Date of Submission
Open Access Senior Thesis
Bachelor of Arts
Professor Michelle L. Berenfeld, Ph.D
Professor Char Miller, Ph.D
2021 Kazandra E Zelaya
Daniel Burnham’s vision of a classical revival in the World’s Columbian Exposition of 1893 brought ancient Roman triumph with its captives and spoils to Chicago, Illinois. Burnham’s restorative urban utopia used Beaux-Arts architecture in the exposition’s White City that evoked the image of Roman triumphal processions. Beaux-Arts architecture did not extend into the Midway Plaisance, however, the model of Roman triumph extended into the ethnographic exhibits. By examining the ethnographic exhibits of the Midway as a version of a Roman triumphal procession, the exhibits highlighted novel types of captivity through sponsorships, wages, and erasure. Illustrations of American imperialism in the Columbian Exposition were reliant on performative displays of captivity and spoils to anchor itself to successful Roman imperialism. Burnham’s restorative urban utopia was an attempt to reestablish pride in America’s built environment and restore a connection to a distant Roman lineage. I reveal the Columbian Exposition's triumphal procession by examining its comparative relationship to ancient Roman triumphal processions through the White City's architecture and the Midway Plaisance's ethnographic exhibits.
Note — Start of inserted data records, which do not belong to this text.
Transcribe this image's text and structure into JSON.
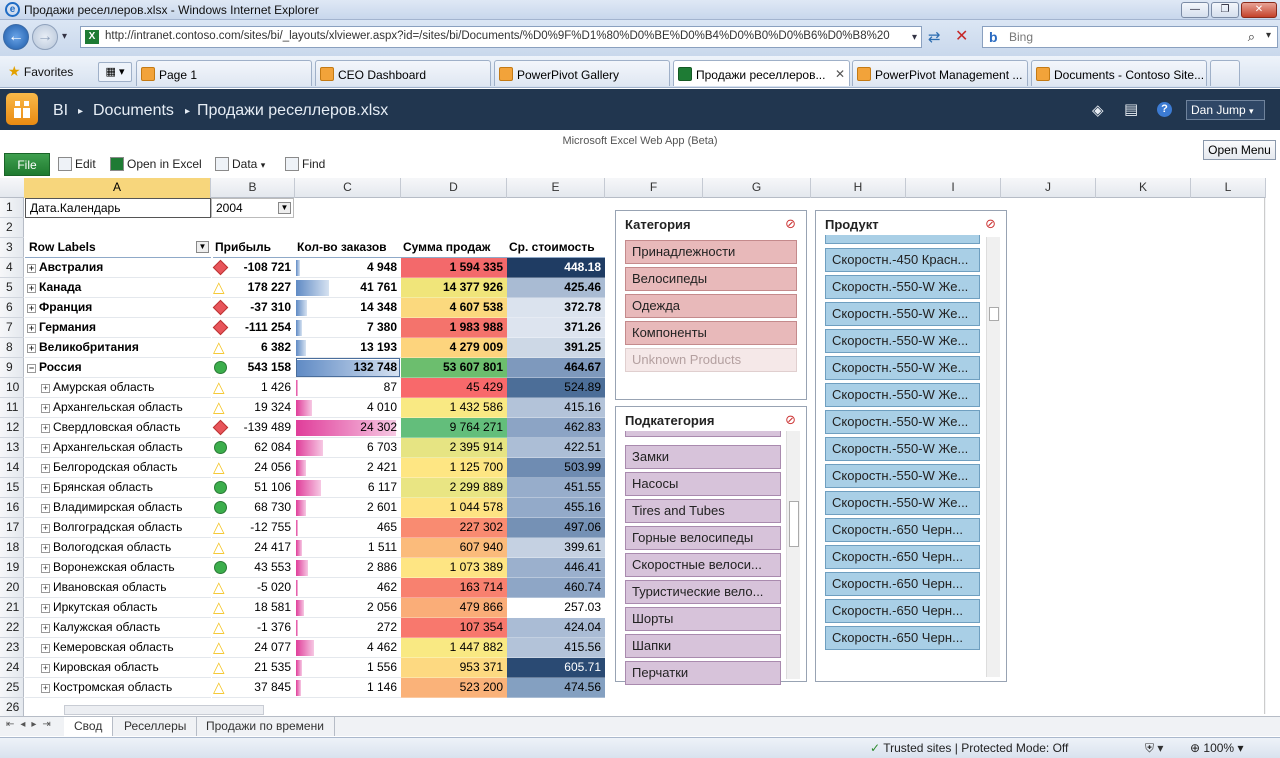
{
  "window": {
    "title": "Продажи реселлеров.xlsx - Windows Internet Explorer"
  },
  "address": {
    "url": "http://intranet.contoso.com/sites/bi/_layouts/xlviewer.aspx?id=/sites/bi/Documents/%D0%9F%D1%80%D0%BE%D0%B4%D0%B0%D0%B6%D0%B8%20",
    "search_placeholder": "Bing"
  },
  "favorites": {
    "label": "Favorites"
  },
  "tabs": [
    {
      "label": "Page 1"
    },
    {
      "label": "CEO Dashboard"
    },
    {
      "label": "PowerPivot Gallery"
    },
    {
      "label": "Продажи реселлеров..."
    },
    {
      "label": "PowerPivot Management ..."
    },
    {
      "label": "Documents - Contoso Site..."
    }
  ],
  "sharepoint": {
    "site": "BI",
    "library": "Documents",
    "file": "Продажи реселлеров.xlsx",
    "user": "Dan Jump"
  },
  "ewa": {
    "caption": "Microsoft Excel Web App (Beta)",
    "file": "File",
    "edit": "Edit",
    "open_excel": "Open in Excel",
    "data": "Data",
    "find": "Find",
    "open_menu": "Open Menu"
  },
  "columns": [
    "A",
    "B",
    "C",
    "D",
    "E",
    "F",
    "G",
    "H",
    "I",
    "J",
    "K",
    "L"
  ],
  "rownums": [
    "1",
    "2",
    "3",
    "4",
    "5",
    "6",
    "7",
    "8",
    "9",
    "10",
    "11",
    "12",
    "13",
    "14",
    "15",
    "16",
    "17",
    "18",
    "19",
    "20",
    "21",
    "22",
    "23",
    "24",
    "25",
    "26"
  ],
  "filter": {
    "label": "Дата.Календарь",
    "value": "2004"
  },
  "headers": {
    "labels": "Row Labels",
    "profit": "Прибыль",
    "orders": "Кол-во заказов",
    "sales": "Сумма продаж",
    "cost": "Ср. стоимость"
  },
  "rows": [
    {
      "label": "Австралия",
      "level": 0,
      "icon": "diamond",
      "profit": "-108 721",
      "orders": "4 948",
      "ofrac": 0.04,
      "sales": "1 594 335",
      "scolor": "#f3696b",
      "cost": "448.18",
      "ccolor": "#1f3c63",
      "ctext": "#ffffff"
    },
    {
      "label": "Канада",
      "level": 0,
      "icon": "triangle",
      "profit": "178 227",
      "orders": "41 761",
      "ofrac": 0.32,
      "sales": "14 377 926",
      "scolor": "#f0e57a",
      "cost": "425.46",
      "ccolor": "#a9bbd3",
      "ctext": "#000000"
    },
    {
      "label": "Франция",
      "level": 0,
      "icon": "diamond",
      "profit": "-37 310",
      "orders": "14 348",
      "ofrac": 0.11,
      "sales": "4 607 538",
      "scolor": "#fbd97e",
      "cost": "372.78",
      "ccolor": "#dbe3ee",
      "ctext": "#000000"
    },
    {
      "label": "Германия",
      "level": 0,
      "icon": "diamond",
      "profit": "-111 254",
      "orders": "7 380",
      "ofrac": 0.06,
      "sales": "1 983 988",
      "scolor": "#f4736c",
      "cost": "371.26",
      "ccolor": "#dde4ef",
      "ctext": "#000000"
    },
    {
      "label": "Великобритания",
      "level": 0,
      "icon": "triangle",
      "profit": "6 382",
      "orders": "13 193",
      "ofrac": 0.1,
      "sales": "4 279 009",
      "scolor": "#fdd47d",
      "cost": "391.25",
      "ccolor": "#cdd8e6",
      "ctext": "#000000"
    },
    {
      "label": "Россия",
      "level": 0,
      "icon": "circle",
      "profit": "543 158",
      "orders": "132 748",
      "ofrac": 1.0,
      "sales": "53 607 801",
      "scolor": "#6cbe6e",
      "cost": "464.67",
      "ccolor": "#7e99bd",
      "ctext": "#000000"
    },
    {
      "label": "Амурская область",
      "level": 1,
      "icon": "triangle",
      "profit": "1 426",
      "orders": "87",
      "ofrac": 0.0,
      "sales": "45 429",
      "scolor": "#f8696b",
      "cost": "524.89",
      "ccolor": "#4c6e98",
      "ctext": "#000000"
    },
    {
      "label": "Архангельская область",
      "level": 1,
      "icon": "triangle",
      "profit": "19 324",
      "orders": "4 010",
      "ofrac": 0.16,
      "sales": "1 432 586",
      "scolor": "#f9e983",
      "cost": "415.16",
      "ccolor": "#b3c3d9",
      "ctext": "#000000"
    },
    {
      "label": "Свердловская область",
      "level": 1,
      "icon": "diamond",
      "profit": "-139 489",
      "orders": "24 302",
      "ofrac": 1.0,
      "sales": "9 764 271",
      "scolor": "#63be7b",
      "cost": "462.83",
      "ccolor": "#8ca4c5",
      "ctext": "#000000"
    },
    {
      "label": "Архангельская область",
      "level": 1,
      "icon": "circle",
      "profit": "62 084",
      "orders": "6 703",
      "ofrac": 0.27,
      "sales": "2 395 914",
      "scolor": "#e6e483",
      "cost": "422.51",
      "ccolor": "#acbed6",
      "ctext": "#000000"
    },
    {
      "label": "Белгородская область",
      "level": 1,
      "icon": "triangle",
      "profit": "24 056",
      "orders": "2 421",
      "ofrac": 0.1,
      "sales": "1 125 700",
      "scolor": "#fee683",
      "cost": "503.99",
      "ccolor": "#6f8cb2",
      "ctext": "#000000"
    },
    {
      "label": "Брянская область",
      "level": 1,
      "icon": "circle",
      "profit": "51 106",
      "orders": "6 117",
      "ofrac": 0.25,
      "sales": "2 299 889",
      "scolor": "#e9e583",
      "cost": "451.55",
      "ccolor": "#97adcb",
      "ctext": "#000000"
    },
    {
      "label": "Владимирская область",
      "level": 1,
      "icon": "circle",
      "profit": "68 730",
      "orders": "2 601",
      "ofrac": 0.1,
      "sales": "1 044 578",
      "scolor": "#fee383",
      "cost": "455.16",
      "ccolor": "#93aac9",
      "ctext": "#000000"
    },
    {
      "label": "Волгоградская область",
      "level": 1,
      "icon": "triangle",
      "profit": "-12 755",
      "orders": "465",
      "ofrac": 0.02,
      "sales": "227 302",
      "scolor": "#f98b71",
      "cost": "497.06",
      "ccolor": "#7591b5",
      "ctext": "#000000"
    },
    {
      "label": "Вологодская область",
      "level": 1,
      "icon": "triangle",
      "profit": "24 417",
      "orders": "1 511",
      "ofrac": 0.06,
      "sales": "607 940",
      "scolor": "#fbbb7b",
      "cost": "399.61",
      "ccolor": "#c5d1e2",
      "ctext": "#000000"
    },
    {
      "label": "Воронежская область",
      "level": 1,
      "icon": "circle",
      "profit": "43 553",
      "orders": "2 886",
      "ofrac": 0.12,
      "sales": "1 073 389",
      "scolor": "#fee583",
      "cost": "446.41",
      "ccolor": "#9bb0cd",
      "ctext": "#000000"
    },
    {
      "label": "Ивановская область",
      "level": 1,
      "icon": "triangle",
      "profit": "-5 020",
      "orders": "462",
      "ofrac": 0.02,
      "sales": "163 714",
      "scolor": "#f8816f",
      "cost": "460.74",
      "ccolor": "#8ea6c6",
      "ctext": "#000000"
    },
    {
      "label": "Иркутская область",
      "level": 1,
      "icon": "triangle",
      "profit": "18 581",
      "orders": "2 056",
      "ofrac": 0.08,
      "sales": "479 866",
      "scolor": "#faad78",
      "cost": "257.03",
      "ccolor": "#ffffff",
      "ctext": "#000000"
    },
    {
      "label": "Калужская область",
      "level": 1,
      "icon": "triangle",
      "profit": "-1 376",
      "orders": "272",
      "ofrac": 0.01,
      "sales": "107 354",
      "scolor": "#f8786d",
      "cost": "424.04",
      "ccolor": "#aabcd5",
      "ctext": "#000000"
    },
    {
      "label": "Кемеровская область",
      "level": 1,
      "icon": "triangle",
      "profit": "24 077",
      "orders": "4 462",
      "ofrac": 0.18,
      "sales": "1 447 882",
      "scolor": "#f9e983",
      "cost": "415.56",
      "ccolor": "#b3c3d9",
      "ctext": "#000000"
    },
    {
      "label": "Кировская область",
      "level": 1,
      "icon": "triangle",
      "profit": "21 535",
      "orders": "1 556",
      "ofrac": 0.06,
      "sales": "953 371",
      "scolor": "#fdd981",
      "cost": "605.71",
      "ccolor": "#2a4a73",
      "ctext": "#ffffff"
    },
    {
      "label": "Костромская область",
      "level": 1,
      "icon": "triangle",
      "profit": "37 845",
      "orders": "1 146",
      "ofrac": 0.05,
      "sales": "523 200",
      "scolor": "#fab279",
      "cost": "474.56",
      "ccolor": "#84a0c1",
      "ctext": "#000000"
    }
  ],
  "slicer_category": {
    "title": "Категория",
    "items": [
      "Принадлежности",
      "Велосипеды",
      "Одежда",
      "Компоненты",
      "Unknown Products"
    ]
  },
  "slicer_subcategory": {
    "title": "Подкатегория",
    "items": [
      "Замки",
      "Насосы",
      "Tires and Tubes",
      "Горные велосипеды",
      "Скоростные велоси...",
      "Туристические вело...",
      "Шорты",
      "Шапки",
      "Перчатки"
    ]
  },
  "slicer_product": {
    "title": "Продукт",
    "items": [
      "Скоростн.-450 Красн...",
      "Скоростн.-550-W Же...",
      "Скоростн.-550-W Же...",
      "Скоростн.-550-W Же...",
      "Скоростн.-550-W Же...",
      "Скоростн.-550-W Же...",
      "Скоростн.-550-W Же...",
      "Скоростн.-550-W Же...",
      "Скоростн.-550-W Же...",
      "Скоростн.-550-W Же...",
      "Скоростн.-650 Черн...",
      "Скоростн.-650 Черн...",
      "Скоростн.-650 Черн...",
      "Скоростн.-650 Черн...",
      "Скоростн.-650 Черн..."
    ]
  },
  "sheets": [
    "Свод",
    "Реселлеры",
    "Продажи по времени"
  ],
  "status": {
    "zone": "Trusted sites | Protected Mode: Off",
    "zoom": "100%"
  }
}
Zelaya, Kazandra, "Captives & Spoils in Chicago: Examining the Columbian Exposition’s Triumphal Procession of 1893" (2021). CMC Senior Theses. 2603.